"We are one bill away from significantly improving the safety and health of our children," said one of the prime sponsors of House Bill 1024, Rep. Ross Hunter, D-Medina.
In Puget Sound
The governor and environmental community are lined up behind a $220 million package for Puget Sound recovery, part of a long-range plan
that Gregoire launched in December 2005 called the Puget Sound Initiative. The goal is a cleaner, healthier Puget Sound by 2020.
Lawmakers will be asked to make a down payment on what will be a multibillion-dollar effort to turn back the tide of pollution, habitat loss and declining species in the face of growth expected to bring 1.4 million more people to the Puget Sound basin in the next 15 years.
"This is not a bipartisan issue; it's a nonpartisan issue," said Naki Stevens, program director for People for Puget Sound. "Puget Sound is at a crisis point, if not a tipping point."
The money, which is on top of $571 million the state spends every two years on Puget Sound, would be used to restore habitat, curb stormwater runoff and clean up and prevent toxic pollution, among other things.
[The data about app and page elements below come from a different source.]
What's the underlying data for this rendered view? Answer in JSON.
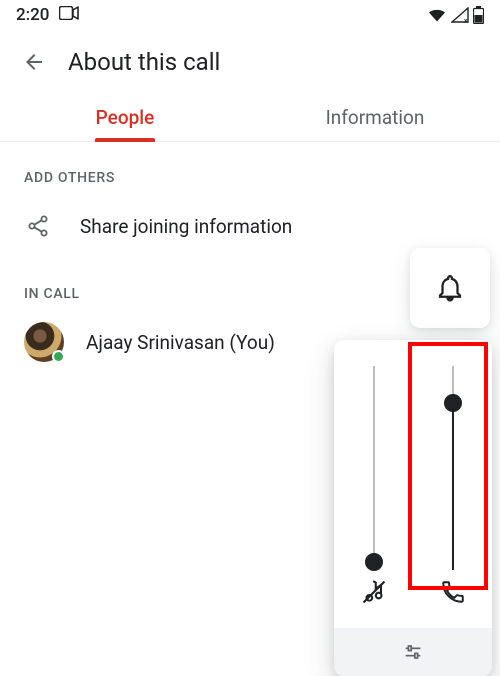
{
  "status": {
    "time": "2:20"
  },
  "header": {
    "title": "About this call"
  },
  "tabs": {
    "people": "People",
    "information": "Information",
    "active": "people"
  },
  "sections": {
    "addOthersLabel": "ADD OTHERS",
    "shareLabel": "Share joining information",
    "inCallLabel": "IN CALL"
  },
  "participants": [
    {
      "name": "Ajaay Srinivasan (You)",
      "presence": "online"
    }
  ],
  "volume": {
    "media": {
      "value": 4,
      "max": 100
    },
    "call": {
      "value": 82,
      "max": 100
    }
  }
}
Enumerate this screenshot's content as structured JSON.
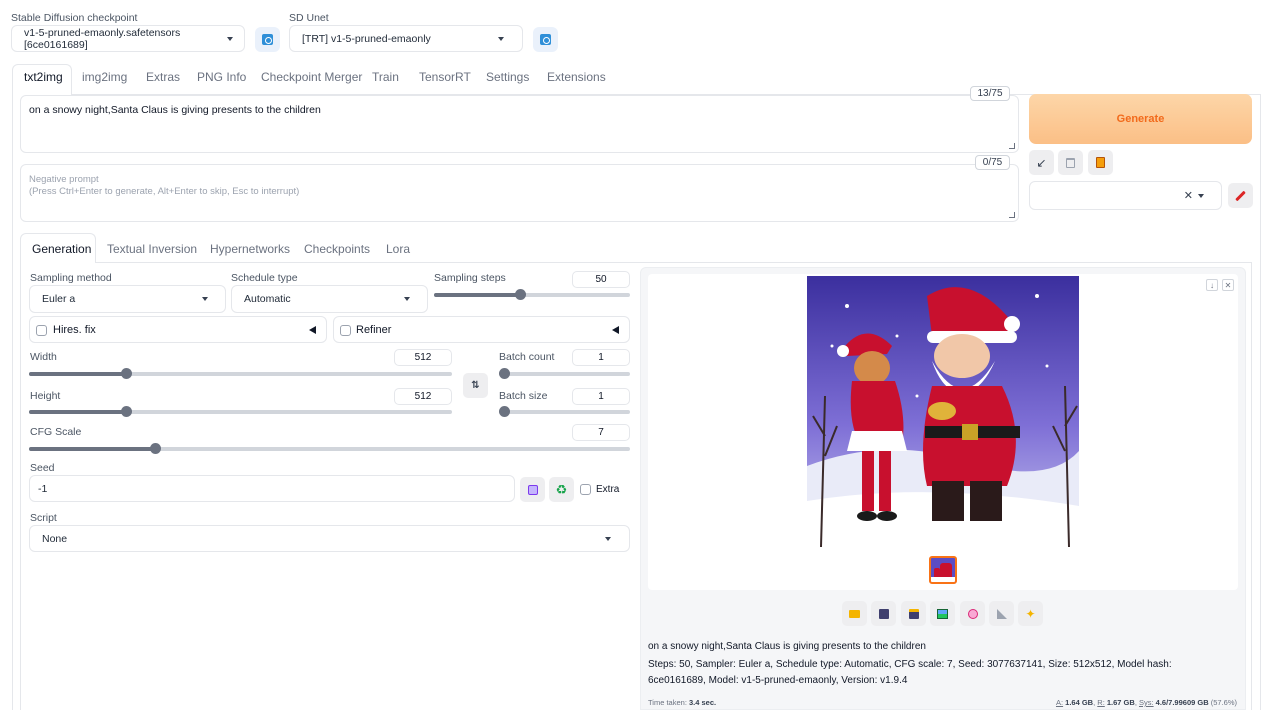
{
  "colors": {
    "accent": "#f97316",
    "generate_bg": "#fbc896",
    "generate_text": "#f26a1b"
  },
  "top": {
    "checkpoint_label": "Stable Diffusion checkpoint",
    "checkpoint_value": "v1-5-pruned-emaonly.safetensors [6ce0161689]",
    "unet_label": "SD Unet",
    "unet_value": "[TRT] v1-5-pruned-emaonly"
  },
  "tabs": [
    "txt2img",
    "img2img",
    "Extras",
    "PNG Info",
    "Checkpoint Merger",
    "Train",
    "TensorRT",
    "Settings",
    "Extensions"
  ],
  "prompt": {
    "value": "on a snowy night,Santa Claus is giving presents to the children",
    "counter": "13/75"
  },
  "negative": {
    "placeholder_line1": "Negative prompt",
    "placeholder_line2": "(Press Ctrl+Enter to generate, Alt+Enter to skip, Esc to interrupt)",
    "counter": "0/75"
  },
  "generate_label": "Generate",
  "subtabs": [
    "Generation",
    "Textual Inversion",
    "Hypernetworks",
    "Checkpoints",
    "Lora"
  ],
  "gen": {
    "sampling_method_label": "Sampling method",
    "sampling_method_value": "Euler a",
    "schedule_type_label": "Schedule type",
    "schedule_type_value": "Automatic",
    "sampling_steps_label": "Sampling steps",
    "sampling_steps_value": "50",
    "sampling_steps_fraction": 0.44,
    "hires_label": "Hires. fix",
    "refiner_label": "Refiner",
    "width_label": "Width",
    "width_value": "512",
    "width_fraction": 0.23,
    "height_label": "Height",
    "height_value": "512",
    "height_fraction": 0.23,
    "batch_count_label": "Batch count",
    "batch_count_value": "1",
    "batch_size_label": "Batch size",
    "batch_size_value": "1",
    "cfg_label": "CFG Scale",
    "cfg_value": "7",
    "cfg_fraction": 0.21,
    "seed_label": "Seed",
    "seed_value": "-1",
    "extra_label": "Extra",
    "script_label": "Script",
    "script_value": "None"
  },
  "output": {
    "info_prompt": "on a snowy night,Santa Claus is giving presents to the children",
    "info_params": "Steps: 50, Sampler: Euler a, Schedule type: Automatic, CFG scale: 7, Seed: 3077637141, Size: 512x512, Model hash: 6ce0161689, Model: v1-5-pruned-emaonly, Version: v1.9.4",
    "time_label": "Time taken:",
    "time_value": "3.4 sec.",
    "mem_a_label": "A:",
    "mem_a_value": "1.64 GB",
    "mem_r_label": "R:",
    "mem_r_value": "1.67 GB",
    "mem_sys_label": "Sys:",
    "mem_sys_value": "4.6/7.99609 GB",
    "mem_pct": "(57.6%)"
  }
}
The legislation also calls for a new governing body to lead the cleanup effort and require accountability and performance measures among those assigned the task.
"Accountability is what has been lacking in the past," Stevens said.
Building on 2006 legislation that launched the state's clean-energy industry, the 2007 clean air-clean fuels bill is designed to reduce dependence on foreign oil, eliminate greenhouse gas emissions and help keep some of the $30 million a day in gas and oil imports from leaving the state, said K.C. Golden, policy director for Climate Solutions, a climate change watchdog group.
The $20 million bill would:
- Fund research to convert plant waste into fuels.
- Provide $5 million in grants to school districts and others to buy clean-diesel buses that would reduce children's exposure to toxic air pollution.
- Call for a 25 percent reduction in petroleum use in the state's vehicle fleet by 2020.
Environmentalists are part of a broader coalition that seeks $100 million in the two-year state capital budget to finance state and local parks, nature preserves, freshwater and saltwater shoreline land, and farm preservation.
Historically, the state has chipped in about $50 million every two years for the past 16 years, but that's not keeping up with population growth and development, lobbyist Mike Ryherd said.
For instance, the trend toward high-density housing in the urban areas puts a premium on the need for more neighborhood parks to allow places for children and families to gather.
"Studies show that housing values go up the closer you are to a park," Ryherd said.
Gregoire called for $70 million for the Washington Wildlife and Recreation Program. Approved funding probably will land somewhere between the governor's and the coalition's request, state Sen. Ken Jacobsen, D-Seattle, predicted.
John Dodge covers the environment and energy for The Olympian. He can be reached at 360-754-5444 or email@example.com.